-------- RECORD EXTRACTS

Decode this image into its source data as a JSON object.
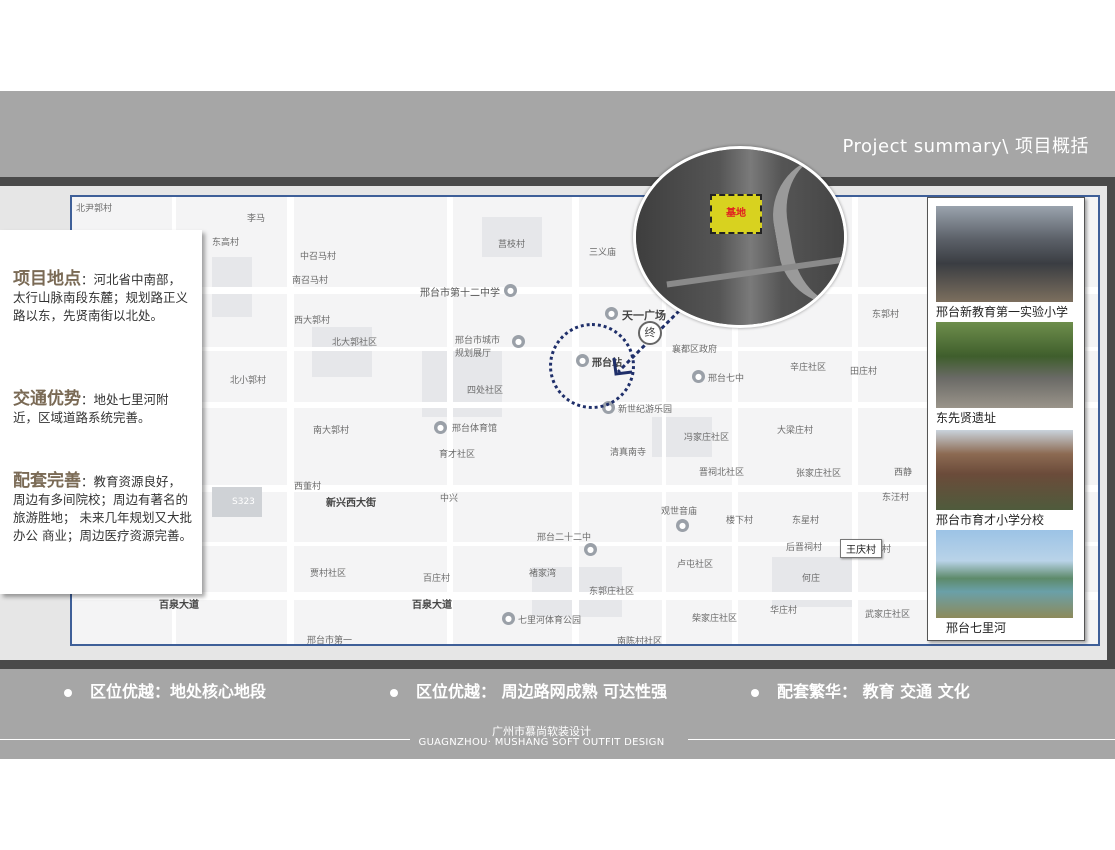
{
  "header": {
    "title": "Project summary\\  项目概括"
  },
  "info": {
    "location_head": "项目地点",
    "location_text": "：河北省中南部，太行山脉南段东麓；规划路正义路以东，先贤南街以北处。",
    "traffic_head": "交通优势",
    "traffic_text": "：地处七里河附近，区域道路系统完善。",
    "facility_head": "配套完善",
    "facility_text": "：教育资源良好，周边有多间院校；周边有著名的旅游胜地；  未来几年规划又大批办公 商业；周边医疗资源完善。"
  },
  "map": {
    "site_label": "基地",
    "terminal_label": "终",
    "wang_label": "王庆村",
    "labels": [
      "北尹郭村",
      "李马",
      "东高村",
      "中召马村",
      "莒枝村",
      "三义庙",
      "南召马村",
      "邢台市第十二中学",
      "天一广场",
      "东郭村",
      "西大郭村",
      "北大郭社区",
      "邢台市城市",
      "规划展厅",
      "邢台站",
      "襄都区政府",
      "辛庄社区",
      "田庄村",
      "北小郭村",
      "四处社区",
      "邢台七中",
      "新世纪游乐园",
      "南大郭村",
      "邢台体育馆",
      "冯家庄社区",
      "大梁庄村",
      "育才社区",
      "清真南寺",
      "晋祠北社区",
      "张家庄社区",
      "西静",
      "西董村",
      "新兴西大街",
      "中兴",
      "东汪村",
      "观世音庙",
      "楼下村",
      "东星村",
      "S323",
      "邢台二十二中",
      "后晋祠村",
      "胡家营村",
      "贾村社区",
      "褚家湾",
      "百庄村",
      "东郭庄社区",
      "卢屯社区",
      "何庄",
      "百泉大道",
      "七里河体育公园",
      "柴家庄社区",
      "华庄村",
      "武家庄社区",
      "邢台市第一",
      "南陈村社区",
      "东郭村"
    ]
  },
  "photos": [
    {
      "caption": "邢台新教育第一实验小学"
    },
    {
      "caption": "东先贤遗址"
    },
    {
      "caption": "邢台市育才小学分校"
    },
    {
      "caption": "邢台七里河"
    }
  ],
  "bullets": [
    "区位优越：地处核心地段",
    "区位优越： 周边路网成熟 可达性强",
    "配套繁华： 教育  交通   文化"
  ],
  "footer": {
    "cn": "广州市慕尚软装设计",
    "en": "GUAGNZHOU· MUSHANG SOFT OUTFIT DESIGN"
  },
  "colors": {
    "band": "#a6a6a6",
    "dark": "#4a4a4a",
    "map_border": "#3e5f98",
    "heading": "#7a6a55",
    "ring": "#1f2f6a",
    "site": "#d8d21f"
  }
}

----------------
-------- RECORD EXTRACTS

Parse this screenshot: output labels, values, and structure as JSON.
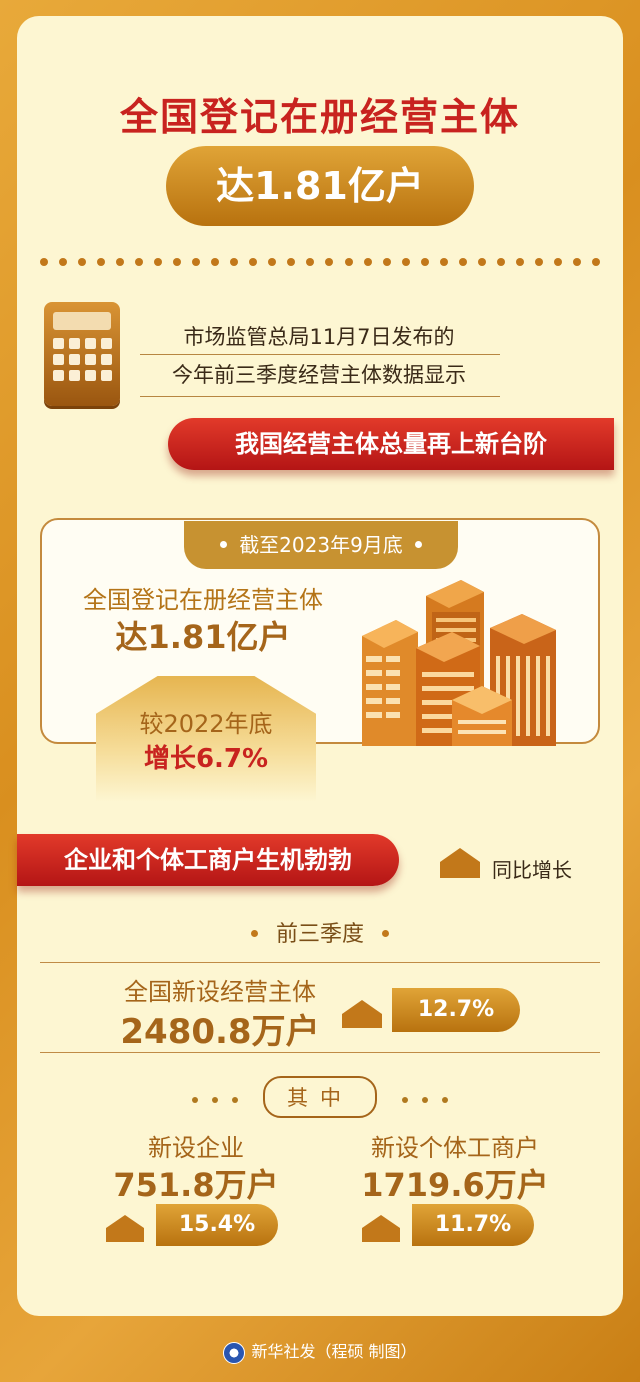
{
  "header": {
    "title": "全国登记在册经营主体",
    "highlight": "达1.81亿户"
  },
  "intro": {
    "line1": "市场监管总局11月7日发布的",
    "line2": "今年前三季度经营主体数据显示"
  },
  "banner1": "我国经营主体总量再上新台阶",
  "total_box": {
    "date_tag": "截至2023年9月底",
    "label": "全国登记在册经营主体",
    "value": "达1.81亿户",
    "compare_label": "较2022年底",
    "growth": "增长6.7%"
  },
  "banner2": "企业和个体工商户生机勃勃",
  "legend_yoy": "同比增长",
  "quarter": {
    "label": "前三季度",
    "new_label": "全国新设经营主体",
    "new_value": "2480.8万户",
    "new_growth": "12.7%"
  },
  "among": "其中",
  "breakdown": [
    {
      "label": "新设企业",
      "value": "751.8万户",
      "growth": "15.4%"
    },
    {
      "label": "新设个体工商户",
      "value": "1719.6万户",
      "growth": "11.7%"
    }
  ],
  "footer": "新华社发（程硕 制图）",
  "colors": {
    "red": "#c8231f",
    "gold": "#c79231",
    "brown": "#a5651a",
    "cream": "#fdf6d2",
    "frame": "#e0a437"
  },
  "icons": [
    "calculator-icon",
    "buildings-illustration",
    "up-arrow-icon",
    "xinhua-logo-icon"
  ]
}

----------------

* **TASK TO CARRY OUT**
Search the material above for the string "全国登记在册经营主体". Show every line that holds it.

* **COMPLETED EXERCISE**
    "title": "全国登记在册经营主体",
    "label": "全国登记在册经营主体",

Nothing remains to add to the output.